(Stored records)
··········

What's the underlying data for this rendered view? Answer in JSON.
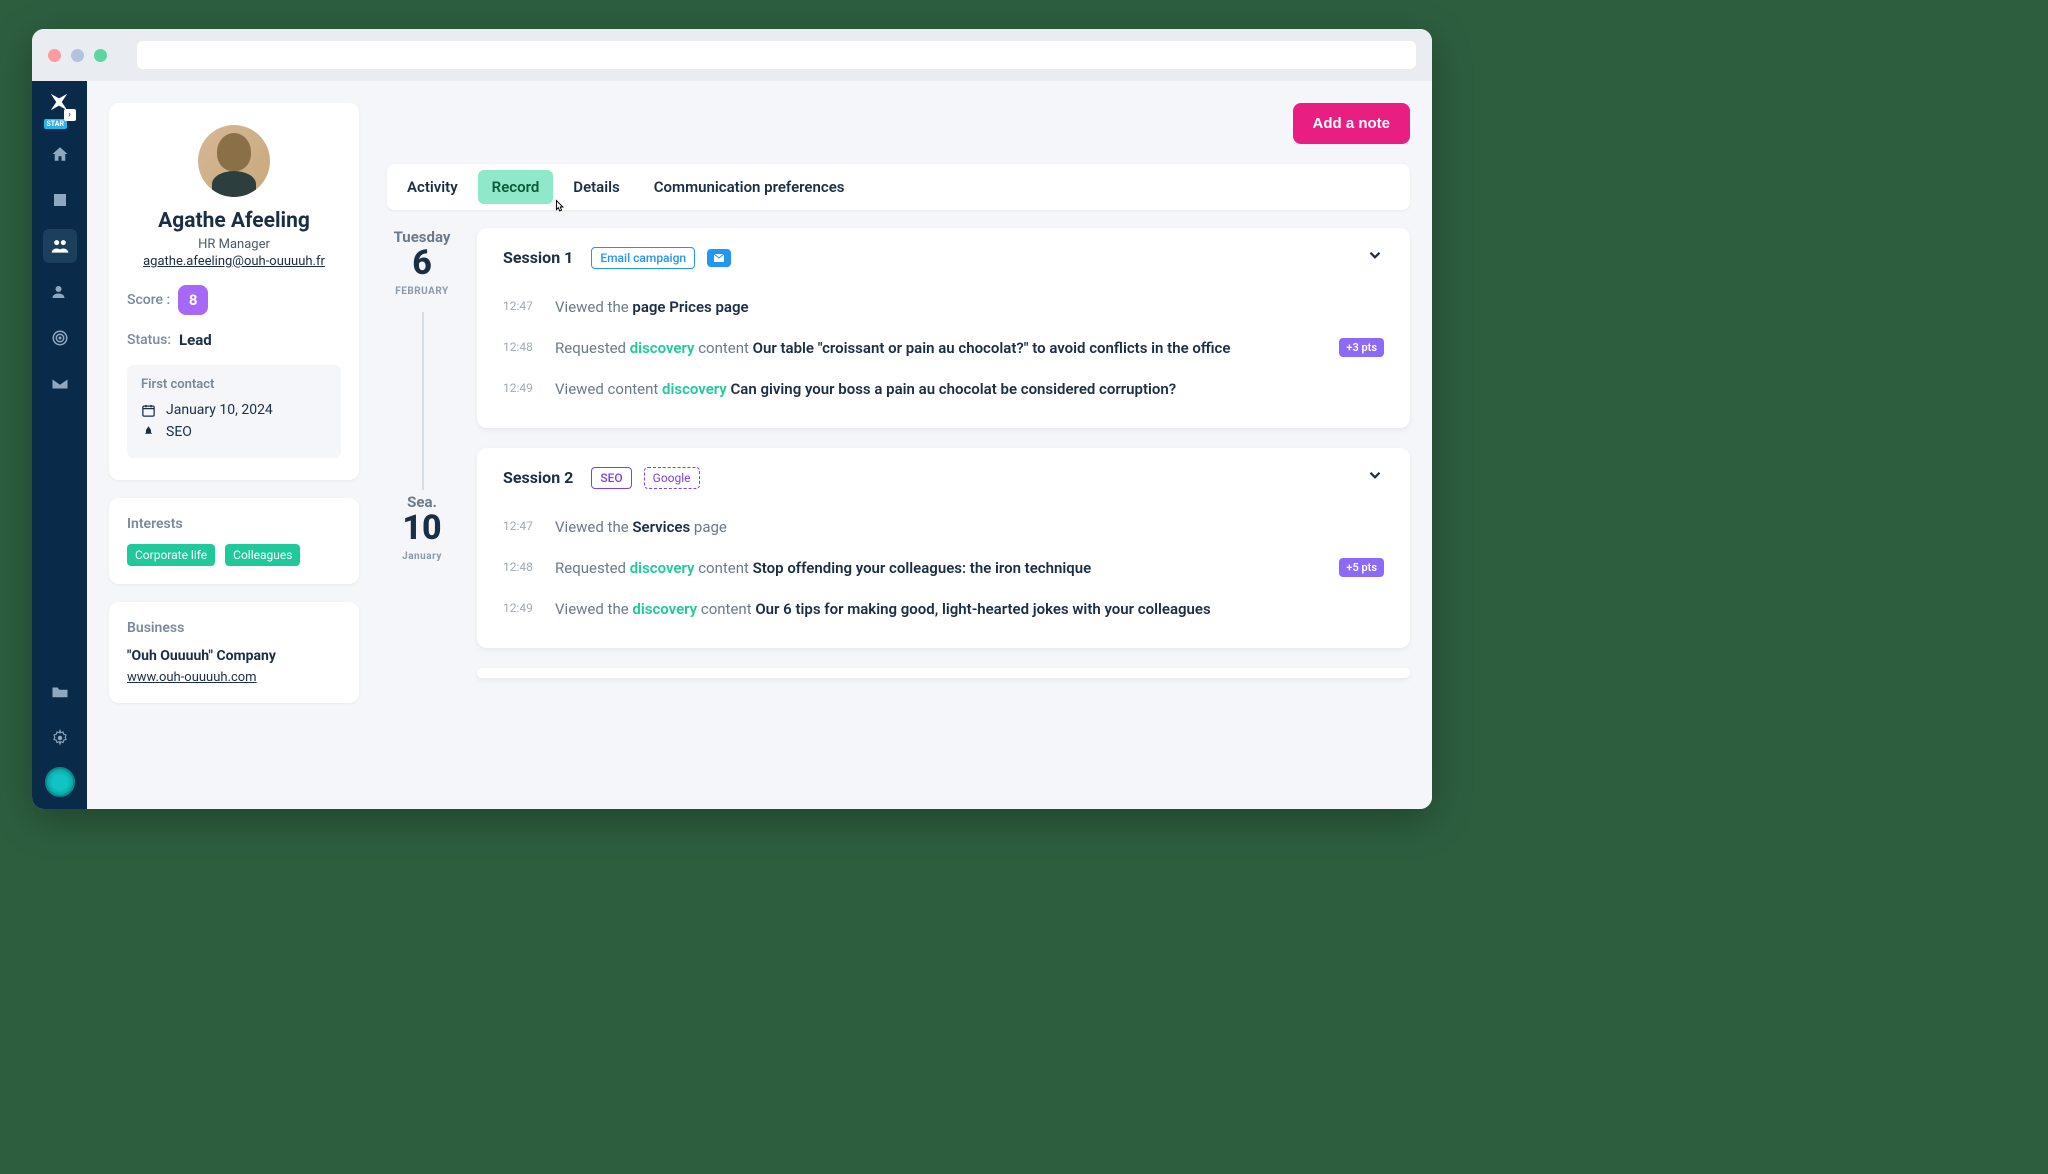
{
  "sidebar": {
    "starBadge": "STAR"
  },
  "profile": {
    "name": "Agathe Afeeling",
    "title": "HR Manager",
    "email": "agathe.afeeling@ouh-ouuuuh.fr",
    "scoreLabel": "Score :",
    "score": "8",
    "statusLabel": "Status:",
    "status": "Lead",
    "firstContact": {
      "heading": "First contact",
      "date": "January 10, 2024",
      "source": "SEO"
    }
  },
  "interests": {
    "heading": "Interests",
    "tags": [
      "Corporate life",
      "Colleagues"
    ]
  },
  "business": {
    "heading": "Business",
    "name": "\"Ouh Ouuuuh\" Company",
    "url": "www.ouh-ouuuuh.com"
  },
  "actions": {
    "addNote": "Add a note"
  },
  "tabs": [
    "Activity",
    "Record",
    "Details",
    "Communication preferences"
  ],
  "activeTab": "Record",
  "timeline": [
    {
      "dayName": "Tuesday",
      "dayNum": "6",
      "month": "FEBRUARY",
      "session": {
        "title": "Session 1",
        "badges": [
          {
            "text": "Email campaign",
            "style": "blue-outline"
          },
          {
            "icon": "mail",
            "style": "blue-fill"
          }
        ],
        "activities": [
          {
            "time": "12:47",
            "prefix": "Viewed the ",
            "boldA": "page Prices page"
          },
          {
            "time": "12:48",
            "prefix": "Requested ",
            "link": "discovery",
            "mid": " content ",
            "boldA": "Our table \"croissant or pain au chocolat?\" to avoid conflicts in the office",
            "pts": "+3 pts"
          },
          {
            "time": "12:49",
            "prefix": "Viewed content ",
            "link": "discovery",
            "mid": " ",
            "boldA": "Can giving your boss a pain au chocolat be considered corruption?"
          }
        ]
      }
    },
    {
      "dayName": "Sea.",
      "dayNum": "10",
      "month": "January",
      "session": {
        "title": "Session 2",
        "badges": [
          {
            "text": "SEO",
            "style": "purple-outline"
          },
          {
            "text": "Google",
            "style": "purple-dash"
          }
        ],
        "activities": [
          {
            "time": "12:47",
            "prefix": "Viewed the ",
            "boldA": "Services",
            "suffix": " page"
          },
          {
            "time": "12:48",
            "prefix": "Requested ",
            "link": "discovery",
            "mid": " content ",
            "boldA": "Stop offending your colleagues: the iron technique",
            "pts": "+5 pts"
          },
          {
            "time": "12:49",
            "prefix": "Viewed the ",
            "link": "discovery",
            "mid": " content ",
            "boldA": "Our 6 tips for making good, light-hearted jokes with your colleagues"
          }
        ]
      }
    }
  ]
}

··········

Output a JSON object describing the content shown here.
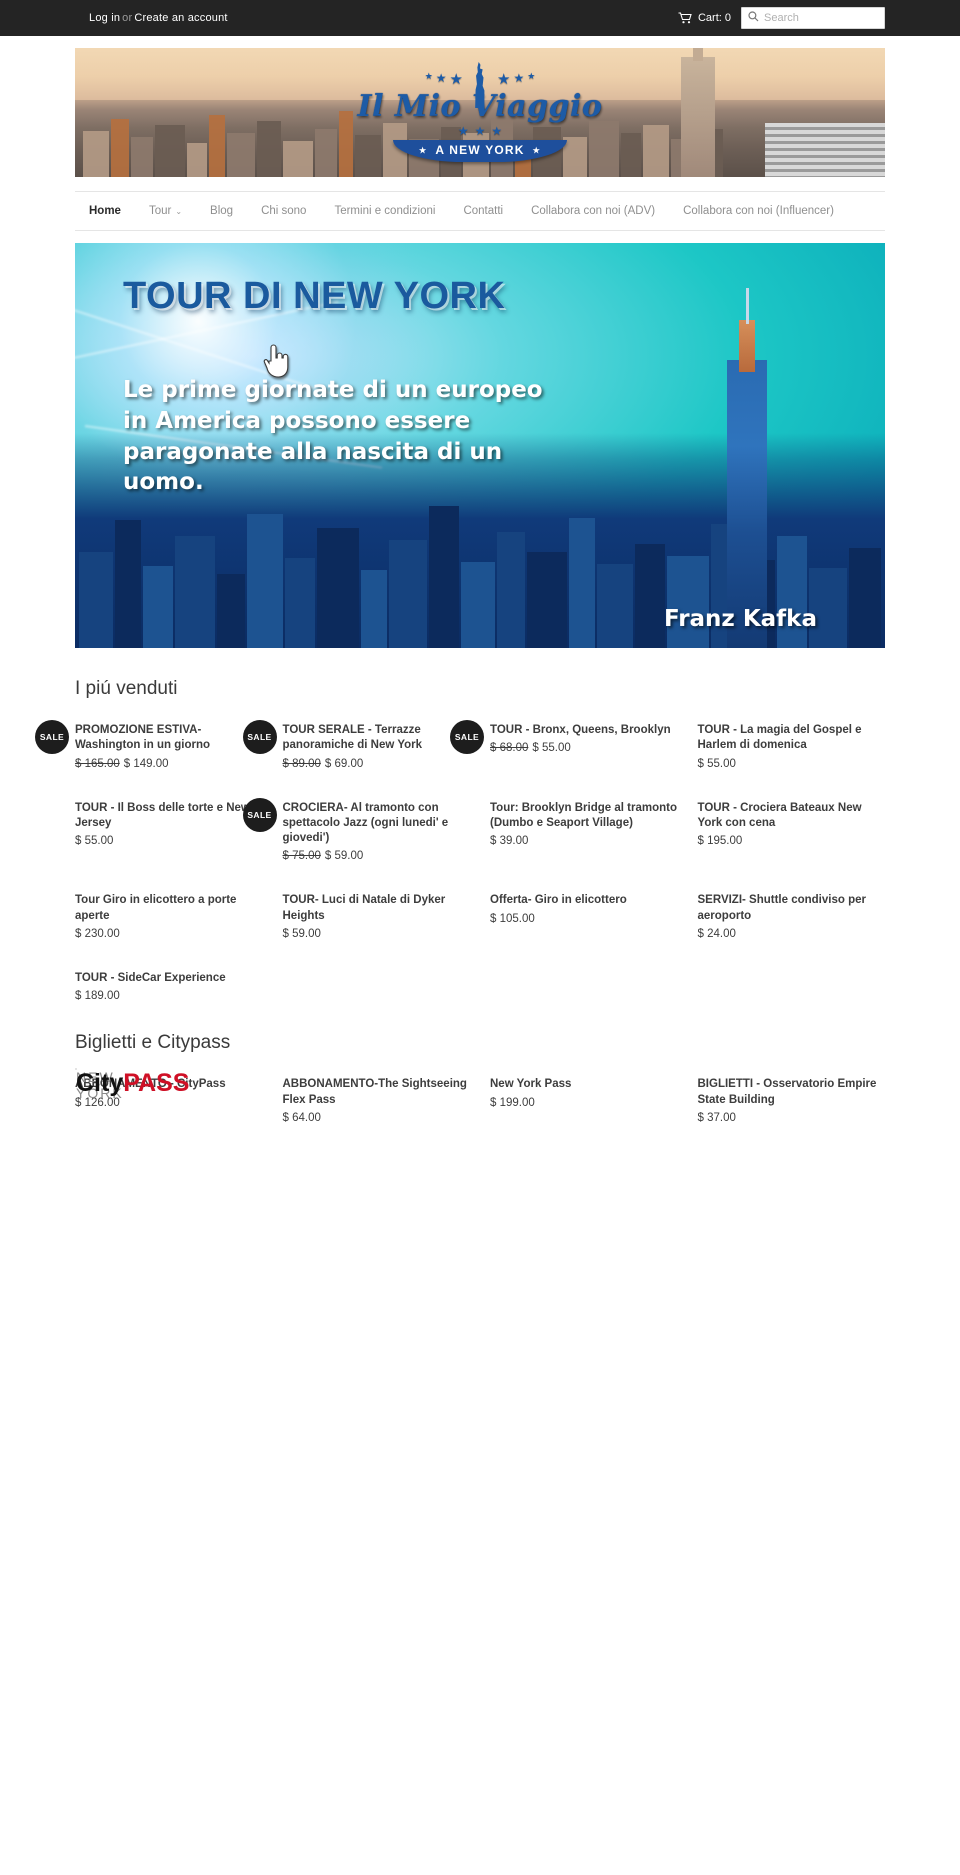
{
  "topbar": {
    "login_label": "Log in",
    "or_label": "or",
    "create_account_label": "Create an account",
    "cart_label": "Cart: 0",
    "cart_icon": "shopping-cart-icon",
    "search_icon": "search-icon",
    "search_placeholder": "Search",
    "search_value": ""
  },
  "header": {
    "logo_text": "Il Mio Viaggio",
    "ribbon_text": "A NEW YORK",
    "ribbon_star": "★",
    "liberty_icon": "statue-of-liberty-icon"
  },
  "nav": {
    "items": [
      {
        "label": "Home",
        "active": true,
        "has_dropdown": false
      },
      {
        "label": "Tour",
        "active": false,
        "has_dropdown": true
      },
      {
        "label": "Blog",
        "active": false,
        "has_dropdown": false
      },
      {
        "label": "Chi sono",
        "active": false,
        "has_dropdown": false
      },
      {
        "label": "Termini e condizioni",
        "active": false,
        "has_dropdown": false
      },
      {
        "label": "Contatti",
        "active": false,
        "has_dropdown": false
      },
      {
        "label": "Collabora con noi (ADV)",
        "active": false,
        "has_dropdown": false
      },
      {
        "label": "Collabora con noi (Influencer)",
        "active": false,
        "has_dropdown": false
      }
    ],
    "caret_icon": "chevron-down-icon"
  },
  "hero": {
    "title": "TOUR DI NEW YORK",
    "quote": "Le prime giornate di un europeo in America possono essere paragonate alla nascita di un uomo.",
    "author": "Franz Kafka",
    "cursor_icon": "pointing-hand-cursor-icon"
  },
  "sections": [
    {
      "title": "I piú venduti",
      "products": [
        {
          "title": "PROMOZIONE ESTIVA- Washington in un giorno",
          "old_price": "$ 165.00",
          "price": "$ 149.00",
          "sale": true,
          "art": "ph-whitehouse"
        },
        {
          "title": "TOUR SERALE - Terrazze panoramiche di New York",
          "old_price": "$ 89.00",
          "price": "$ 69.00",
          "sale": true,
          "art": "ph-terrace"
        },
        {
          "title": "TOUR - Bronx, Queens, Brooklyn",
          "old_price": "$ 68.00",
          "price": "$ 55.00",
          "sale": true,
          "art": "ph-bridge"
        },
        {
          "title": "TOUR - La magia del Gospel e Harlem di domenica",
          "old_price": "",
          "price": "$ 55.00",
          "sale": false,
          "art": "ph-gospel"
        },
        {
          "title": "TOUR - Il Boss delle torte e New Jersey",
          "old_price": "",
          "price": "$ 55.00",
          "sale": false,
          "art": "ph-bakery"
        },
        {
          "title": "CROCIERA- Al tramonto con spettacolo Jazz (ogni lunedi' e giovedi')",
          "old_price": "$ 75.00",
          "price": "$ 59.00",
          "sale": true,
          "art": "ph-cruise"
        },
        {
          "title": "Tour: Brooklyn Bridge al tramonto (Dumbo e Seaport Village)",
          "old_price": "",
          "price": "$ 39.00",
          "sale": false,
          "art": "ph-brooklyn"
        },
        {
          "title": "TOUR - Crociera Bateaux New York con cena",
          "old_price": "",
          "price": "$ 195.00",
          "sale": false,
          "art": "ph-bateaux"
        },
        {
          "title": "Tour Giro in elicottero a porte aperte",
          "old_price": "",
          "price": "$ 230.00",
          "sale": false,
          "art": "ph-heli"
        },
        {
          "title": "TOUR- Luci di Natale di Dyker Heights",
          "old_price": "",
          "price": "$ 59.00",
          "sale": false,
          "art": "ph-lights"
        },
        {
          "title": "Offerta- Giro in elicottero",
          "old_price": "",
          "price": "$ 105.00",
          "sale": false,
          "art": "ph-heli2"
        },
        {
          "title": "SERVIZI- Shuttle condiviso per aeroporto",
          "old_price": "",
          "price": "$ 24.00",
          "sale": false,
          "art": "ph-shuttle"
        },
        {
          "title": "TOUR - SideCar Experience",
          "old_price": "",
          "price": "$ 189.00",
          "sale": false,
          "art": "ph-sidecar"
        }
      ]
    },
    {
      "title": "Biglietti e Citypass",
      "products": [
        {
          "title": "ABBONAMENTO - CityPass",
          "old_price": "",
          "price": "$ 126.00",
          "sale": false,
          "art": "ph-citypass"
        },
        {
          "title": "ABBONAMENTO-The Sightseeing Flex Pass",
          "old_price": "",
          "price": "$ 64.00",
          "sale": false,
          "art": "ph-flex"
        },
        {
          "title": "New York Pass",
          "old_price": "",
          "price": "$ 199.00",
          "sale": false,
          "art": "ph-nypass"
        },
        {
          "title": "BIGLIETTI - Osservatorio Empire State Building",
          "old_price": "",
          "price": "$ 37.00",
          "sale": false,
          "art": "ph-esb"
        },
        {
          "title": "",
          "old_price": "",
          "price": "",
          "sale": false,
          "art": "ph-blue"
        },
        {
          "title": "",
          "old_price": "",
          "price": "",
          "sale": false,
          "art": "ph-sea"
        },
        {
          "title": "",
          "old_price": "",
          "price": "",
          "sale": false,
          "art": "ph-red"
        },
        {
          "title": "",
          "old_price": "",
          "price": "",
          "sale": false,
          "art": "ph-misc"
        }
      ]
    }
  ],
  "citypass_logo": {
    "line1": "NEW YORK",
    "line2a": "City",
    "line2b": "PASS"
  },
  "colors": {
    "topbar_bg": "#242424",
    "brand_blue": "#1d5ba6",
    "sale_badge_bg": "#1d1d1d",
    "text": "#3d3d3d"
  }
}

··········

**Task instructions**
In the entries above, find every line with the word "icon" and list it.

**Expected output**
            "icon": "mail",
    "cart_icon": "shopping-cart-icon",
    "search_icon": "search-icon",
    "liberty_icon": "statue-of-liberty-icon"
    "caret_icon": "chevron-down-icon"
    "cursor_icon": "pointing-hand-cursor-icon"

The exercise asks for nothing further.